There are so many names used to describe different types of olive oil—extra virgin, virgin, refined, pumace, cold pressed and dozens more—but don’t be fooled by these fancy terms! While extra virgin is notoriously the highest quality, consumers often think that others are comparable, which just isn’t true. Pumace is made from leftover flesh and pulp, making it much lower in quality, and potentially harmless from the mysterious ingredients that could be included. Cold pressed is actually a marketing term with little meaning and no definition in the industry. Be wary of getting caught up in all the different terms out there!
What Color Should My Olive Oil Be?
This may come as a surprise, but the color of olive oil is not an indicator of quality! Just like wine, the juice comes from the fruit and the terroir, so the color can vary from anything to a bright green, to a yellow. Olive oil is all about taste and aroma, after all!
Can I put my olive oil next to my stove?
No—definitely not! Olive oil should be kept away from light and heat, which is why it’s often sold in dark green bottles that help to absorb the light. It’s best to store your olive oil in a cool, dark cupboard.

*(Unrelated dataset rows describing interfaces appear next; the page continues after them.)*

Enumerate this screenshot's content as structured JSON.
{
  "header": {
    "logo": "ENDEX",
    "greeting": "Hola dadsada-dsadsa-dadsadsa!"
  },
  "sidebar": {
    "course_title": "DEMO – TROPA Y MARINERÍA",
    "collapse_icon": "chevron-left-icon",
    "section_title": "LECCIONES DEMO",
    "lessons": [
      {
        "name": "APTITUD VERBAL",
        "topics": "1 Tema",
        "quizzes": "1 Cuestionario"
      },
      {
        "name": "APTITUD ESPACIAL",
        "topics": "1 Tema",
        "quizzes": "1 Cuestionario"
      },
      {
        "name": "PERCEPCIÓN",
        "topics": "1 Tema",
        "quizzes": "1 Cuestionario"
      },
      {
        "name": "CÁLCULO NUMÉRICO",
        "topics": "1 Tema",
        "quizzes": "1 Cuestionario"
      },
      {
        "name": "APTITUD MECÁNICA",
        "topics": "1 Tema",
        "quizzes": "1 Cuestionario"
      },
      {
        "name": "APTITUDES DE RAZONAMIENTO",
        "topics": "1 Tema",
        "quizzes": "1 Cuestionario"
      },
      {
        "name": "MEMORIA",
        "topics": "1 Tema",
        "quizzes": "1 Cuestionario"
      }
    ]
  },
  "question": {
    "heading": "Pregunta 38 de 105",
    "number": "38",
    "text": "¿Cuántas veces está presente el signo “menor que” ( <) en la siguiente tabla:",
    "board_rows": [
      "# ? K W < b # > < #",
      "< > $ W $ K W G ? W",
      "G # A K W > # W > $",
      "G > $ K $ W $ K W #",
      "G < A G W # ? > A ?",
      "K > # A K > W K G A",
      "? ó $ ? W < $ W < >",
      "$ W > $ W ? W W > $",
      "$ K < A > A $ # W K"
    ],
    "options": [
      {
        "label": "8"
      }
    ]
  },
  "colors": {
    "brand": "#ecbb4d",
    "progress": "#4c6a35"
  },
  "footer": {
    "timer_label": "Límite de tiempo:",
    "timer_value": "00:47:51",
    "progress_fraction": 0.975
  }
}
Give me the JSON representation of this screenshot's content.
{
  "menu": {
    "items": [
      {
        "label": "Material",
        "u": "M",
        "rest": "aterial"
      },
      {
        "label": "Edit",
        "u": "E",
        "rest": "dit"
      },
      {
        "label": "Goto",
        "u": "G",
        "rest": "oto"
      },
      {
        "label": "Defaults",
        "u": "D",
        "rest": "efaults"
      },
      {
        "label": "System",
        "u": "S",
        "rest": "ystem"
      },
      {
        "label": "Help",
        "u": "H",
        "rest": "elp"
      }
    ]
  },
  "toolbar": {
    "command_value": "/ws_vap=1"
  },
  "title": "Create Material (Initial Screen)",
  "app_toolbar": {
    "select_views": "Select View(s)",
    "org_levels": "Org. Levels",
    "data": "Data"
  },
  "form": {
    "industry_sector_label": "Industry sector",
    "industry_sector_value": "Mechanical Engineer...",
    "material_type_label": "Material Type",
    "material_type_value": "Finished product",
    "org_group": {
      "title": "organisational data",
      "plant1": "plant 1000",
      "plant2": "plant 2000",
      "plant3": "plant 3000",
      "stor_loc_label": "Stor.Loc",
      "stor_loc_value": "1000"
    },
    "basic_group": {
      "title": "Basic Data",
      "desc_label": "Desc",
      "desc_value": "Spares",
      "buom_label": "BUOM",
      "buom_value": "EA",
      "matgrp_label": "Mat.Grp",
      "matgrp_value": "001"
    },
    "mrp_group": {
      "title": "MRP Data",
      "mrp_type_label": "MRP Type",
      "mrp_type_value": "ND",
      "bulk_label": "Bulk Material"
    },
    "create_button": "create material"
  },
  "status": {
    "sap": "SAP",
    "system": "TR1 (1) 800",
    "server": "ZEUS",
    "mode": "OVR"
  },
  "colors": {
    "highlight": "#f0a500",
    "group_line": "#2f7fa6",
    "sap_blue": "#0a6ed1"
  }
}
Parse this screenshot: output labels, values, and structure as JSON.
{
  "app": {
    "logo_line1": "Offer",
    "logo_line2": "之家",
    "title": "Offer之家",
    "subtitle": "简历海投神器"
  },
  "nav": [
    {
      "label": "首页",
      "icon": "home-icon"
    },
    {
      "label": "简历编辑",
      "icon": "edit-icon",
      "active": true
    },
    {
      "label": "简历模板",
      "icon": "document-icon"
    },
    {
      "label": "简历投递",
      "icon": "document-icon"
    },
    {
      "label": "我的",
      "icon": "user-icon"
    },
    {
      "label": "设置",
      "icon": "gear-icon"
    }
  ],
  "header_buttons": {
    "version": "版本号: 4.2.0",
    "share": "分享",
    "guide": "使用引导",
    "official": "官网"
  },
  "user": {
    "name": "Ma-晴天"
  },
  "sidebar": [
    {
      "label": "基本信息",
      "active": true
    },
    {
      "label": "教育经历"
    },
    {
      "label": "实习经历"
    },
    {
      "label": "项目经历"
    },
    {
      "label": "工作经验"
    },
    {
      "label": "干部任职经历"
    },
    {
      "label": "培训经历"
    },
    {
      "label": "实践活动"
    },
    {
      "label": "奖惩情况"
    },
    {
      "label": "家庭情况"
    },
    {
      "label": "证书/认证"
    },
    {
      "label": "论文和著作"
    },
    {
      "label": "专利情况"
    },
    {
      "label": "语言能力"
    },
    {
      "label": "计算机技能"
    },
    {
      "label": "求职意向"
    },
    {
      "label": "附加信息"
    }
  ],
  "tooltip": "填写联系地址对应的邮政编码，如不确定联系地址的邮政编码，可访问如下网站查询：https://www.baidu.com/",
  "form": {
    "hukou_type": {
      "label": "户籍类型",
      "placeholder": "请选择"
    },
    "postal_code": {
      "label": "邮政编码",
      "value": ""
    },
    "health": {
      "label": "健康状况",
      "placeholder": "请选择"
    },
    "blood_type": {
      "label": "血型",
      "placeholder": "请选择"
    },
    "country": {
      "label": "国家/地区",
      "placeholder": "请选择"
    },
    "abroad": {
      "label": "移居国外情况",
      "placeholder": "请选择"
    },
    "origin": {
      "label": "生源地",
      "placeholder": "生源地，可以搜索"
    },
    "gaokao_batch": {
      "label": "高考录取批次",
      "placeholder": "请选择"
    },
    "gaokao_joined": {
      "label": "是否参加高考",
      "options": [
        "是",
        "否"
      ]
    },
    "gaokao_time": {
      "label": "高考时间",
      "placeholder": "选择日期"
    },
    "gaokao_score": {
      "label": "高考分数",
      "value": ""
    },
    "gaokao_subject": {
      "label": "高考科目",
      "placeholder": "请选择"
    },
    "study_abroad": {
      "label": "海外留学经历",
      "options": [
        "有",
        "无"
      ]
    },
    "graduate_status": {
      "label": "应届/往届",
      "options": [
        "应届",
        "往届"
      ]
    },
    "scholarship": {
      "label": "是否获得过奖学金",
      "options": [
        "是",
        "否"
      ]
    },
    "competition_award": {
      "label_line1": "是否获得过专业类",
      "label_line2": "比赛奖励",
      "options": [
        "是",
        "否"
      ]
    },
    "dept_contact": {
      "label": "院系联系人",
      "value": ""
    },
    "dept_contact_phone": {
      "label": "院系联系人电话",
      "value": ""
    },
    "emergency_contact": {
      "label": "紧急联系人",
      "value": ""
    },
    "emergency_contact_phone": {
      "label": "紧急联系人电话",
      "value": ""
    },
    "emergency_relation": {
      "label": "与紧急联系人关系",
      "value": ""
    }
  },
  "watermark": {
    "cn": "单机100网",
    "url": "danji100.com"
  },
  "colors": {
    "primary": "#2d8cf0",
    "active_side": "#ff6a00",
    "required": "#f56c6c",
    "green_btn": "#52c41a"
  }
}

Should I be spending $100 per bottle?
A quality olive oil takes a lot to produce, which is why a bottle can often be pricey. But, you don’t really have to spend more than $100 to have an amazing bottle of oil on your shelf. Some of the best olive oils are often much less!
Does olive oil age like wine?
Olive oil is similar to wine in a lot of ways, but it does not age gracefully. It is possible to keep olive oil in a cool, dark place for up to 2 years. However, after you open a bottle, it degrades and loses its quality—a good rule of thumb is to use the oil within the first 2 months of opening.
Should I just have one bottle?
Different olive oils pair with different foods, just like wine! Some have peppery notes that pair well with heartier dishes, while others are sweeter that go well with desserts. There are thousands of varieties, so it can be tricky to find the best one to pair with your dish, but the Olive Oil Times developed an app to help take out the guess work! Check it out here.
The next time you reach for a new bottle of olive oil at the store, be sure to consider these tips to selecting the perfect oil!
Olive Oil Times Education Lab and International Culinary Center (ICC) present the Olive Oil Sommelier Certification Program. Combining the world’s foremost olive oil experts and educators, this comprehensive series of courses spans production, quality management and advanced sensory assessment for the aspiring olive oil sommelier. Click to learn more about Course 1 and Course 2!